"The Tylenol episode created what might still be characterized as the standard for how to deal with a crisis," said Harvard Business School professor Stephen Greyser, who documented the episode.

He said the company was guided by its official credo, which says Johnson & Johnson's first responsibility is to patients, doctors, nurses, and the mothers and fathers who use its products.

"The credo has historically made it clear that if one focuses on customers, down the road, profits will come," Greyser said.

Tylenol recovered and is now one of the top-selling over-the-counter pain medications.

In the years since, Johnson & Johnson has grown far beyond its roots in the consumer medicine cabinet. Household brands, including Listerine and Lubriderm, accounted for just 14% of the company's U.S. sales last year. Fully half of its revenue now comes from pharmaceuticals, used to treat everything from depression to blood clots.

These products are not as identified with Johnson & Johnson as Band-Aids or baby powder. But they're much bigger moneymakers. And even though the drug business packs its own challenges — including generic competition, government regulation and lawsuits like the one in Oklahoma — Credit Suisse analyst Divan is bullish on Johnson & Johnson's future.

"Nothing is ever 100%. There's always some uncertainty," he said. "But you have relative comfort that this is a company that can deal with some of these things that may come up along the way. And if you look at its track record also, over one year, three years, five years, 10 years, generally this company has delivered."

That famous Johnson & Johnson credo concludes, when the company operates according to its principles, stockholders should realize a fair return.

Copyright 2020 NPR. To see more, visit https://www.npr.org.

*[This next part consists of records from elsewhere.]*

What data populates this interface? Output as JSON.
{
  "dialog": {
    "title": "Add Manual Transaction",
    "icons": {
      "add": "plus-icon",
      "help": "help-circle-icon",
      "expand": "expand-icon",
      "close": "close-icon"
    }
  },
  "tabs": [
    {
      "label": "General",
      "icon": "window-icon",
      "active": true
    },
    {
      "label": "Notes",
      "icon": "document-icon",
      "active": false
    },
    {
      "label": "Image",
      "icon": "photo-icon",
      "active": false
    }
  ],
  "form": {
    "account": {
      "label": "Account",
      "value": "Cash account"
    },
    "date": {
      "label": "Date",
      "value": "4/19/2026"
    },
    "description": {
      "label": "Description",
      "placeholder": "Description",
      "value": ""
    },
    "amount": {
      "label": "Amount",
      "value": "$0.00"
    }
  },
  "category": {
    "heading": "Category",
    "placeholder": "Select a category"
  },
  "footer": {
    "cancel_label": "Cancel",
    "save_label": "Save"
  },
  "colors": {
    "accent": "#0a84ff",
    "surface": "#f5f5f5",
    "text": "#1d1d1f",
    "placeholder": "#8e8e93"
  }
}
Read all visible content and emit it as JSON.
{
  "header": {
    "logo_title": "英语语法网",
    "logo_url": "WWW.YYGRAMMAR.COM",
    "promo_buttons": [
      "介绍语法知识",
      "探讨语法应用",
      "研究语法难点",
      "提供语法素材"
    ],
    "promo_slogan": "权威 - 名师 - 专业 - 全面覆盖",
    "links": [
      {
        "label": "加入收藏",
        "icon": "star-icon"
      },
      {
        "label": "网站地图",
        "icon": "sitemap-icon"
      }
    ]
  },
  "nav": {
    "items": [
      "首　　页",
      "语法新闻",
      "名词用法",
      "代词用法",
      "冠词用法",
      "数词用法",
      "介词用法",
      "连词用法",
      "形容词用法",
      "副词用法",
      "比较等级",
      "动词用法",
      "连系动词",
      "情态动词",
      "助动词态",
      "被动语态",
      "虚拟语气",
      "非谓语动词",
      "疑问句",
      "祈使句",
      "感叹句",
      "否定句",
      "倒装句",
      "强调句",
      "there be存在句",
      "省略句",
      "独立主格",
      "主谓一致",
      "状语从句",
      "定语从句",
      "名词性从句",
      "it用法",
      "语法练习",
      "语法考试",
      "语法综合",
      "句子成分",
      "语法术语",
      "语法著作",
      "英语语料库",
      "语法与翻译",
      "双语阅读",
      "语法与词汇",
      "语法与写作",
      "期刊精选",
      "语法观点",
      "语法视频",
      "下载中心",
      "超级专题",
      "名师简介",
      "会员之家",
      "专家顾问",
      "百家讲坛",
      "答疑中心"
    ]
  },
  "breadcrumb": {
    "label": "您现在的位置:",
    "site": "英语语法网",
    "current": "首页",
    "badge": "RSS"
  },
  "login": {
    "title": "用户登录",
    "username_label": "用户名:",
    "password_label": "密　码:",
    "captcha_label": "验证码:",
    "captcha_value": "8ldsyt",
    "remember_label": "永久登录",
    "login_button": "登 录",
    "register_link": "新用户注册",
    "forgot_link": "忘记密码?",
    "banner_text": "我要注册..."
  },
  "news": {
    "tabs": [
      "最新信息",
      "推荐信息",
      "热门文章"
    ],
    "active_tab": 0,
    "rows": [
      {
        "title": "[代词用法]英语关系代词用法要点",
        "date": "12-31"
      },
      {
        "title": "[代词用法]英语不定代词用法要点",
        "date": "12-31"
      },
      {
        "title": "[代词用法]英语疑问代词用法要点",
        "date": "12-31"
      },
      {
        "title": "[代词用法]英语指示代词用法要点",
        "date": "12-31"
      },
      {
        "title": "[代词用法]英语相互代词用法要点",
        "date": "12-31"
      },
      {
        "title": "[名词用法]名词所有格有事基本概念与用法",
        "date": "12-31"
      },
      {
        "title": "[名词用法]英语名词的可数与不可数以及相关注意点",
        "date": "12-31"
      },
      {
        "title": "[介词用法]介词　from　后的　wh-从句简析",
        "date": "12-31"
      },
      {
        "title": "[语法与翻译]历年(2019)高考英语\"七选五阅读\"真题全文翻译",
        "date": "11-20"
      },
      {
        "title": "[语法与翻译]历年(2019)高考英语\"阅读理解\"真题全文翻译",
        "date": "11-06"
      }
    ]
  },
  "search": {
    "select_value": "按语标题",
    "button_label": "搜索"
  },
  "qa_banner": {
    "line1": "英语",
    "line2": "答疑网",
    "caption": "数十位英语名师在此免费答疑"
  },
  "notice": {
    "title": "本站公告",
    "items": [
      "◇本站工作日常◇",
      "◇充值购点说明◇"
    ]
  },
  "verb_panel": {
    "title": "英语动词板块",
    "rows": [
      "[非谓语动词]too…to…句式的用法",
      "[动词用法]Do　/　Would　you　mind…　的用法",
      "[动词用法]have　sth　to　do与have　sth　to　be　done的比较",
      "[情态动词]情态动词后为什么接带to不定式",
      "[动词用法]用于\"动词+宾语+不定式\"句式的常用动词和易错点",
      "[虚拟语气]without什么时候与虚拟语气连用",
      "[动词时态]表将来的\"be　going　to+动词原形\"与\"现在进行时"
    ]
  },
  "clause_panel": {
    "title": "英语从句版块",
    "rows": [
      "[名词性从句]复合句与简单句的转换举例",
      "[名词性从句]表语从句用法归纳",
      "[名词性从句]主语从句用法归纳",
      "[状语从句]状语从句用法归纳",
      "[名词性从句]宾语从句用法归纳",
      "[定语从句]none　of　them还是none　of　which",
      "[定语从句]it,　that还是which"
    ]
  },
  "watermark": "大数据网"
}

Scott Horsley is NPR's Chief Economics Correspondent. He reports on ups and downs in the national economy as well as fault lines between booming and busting communities.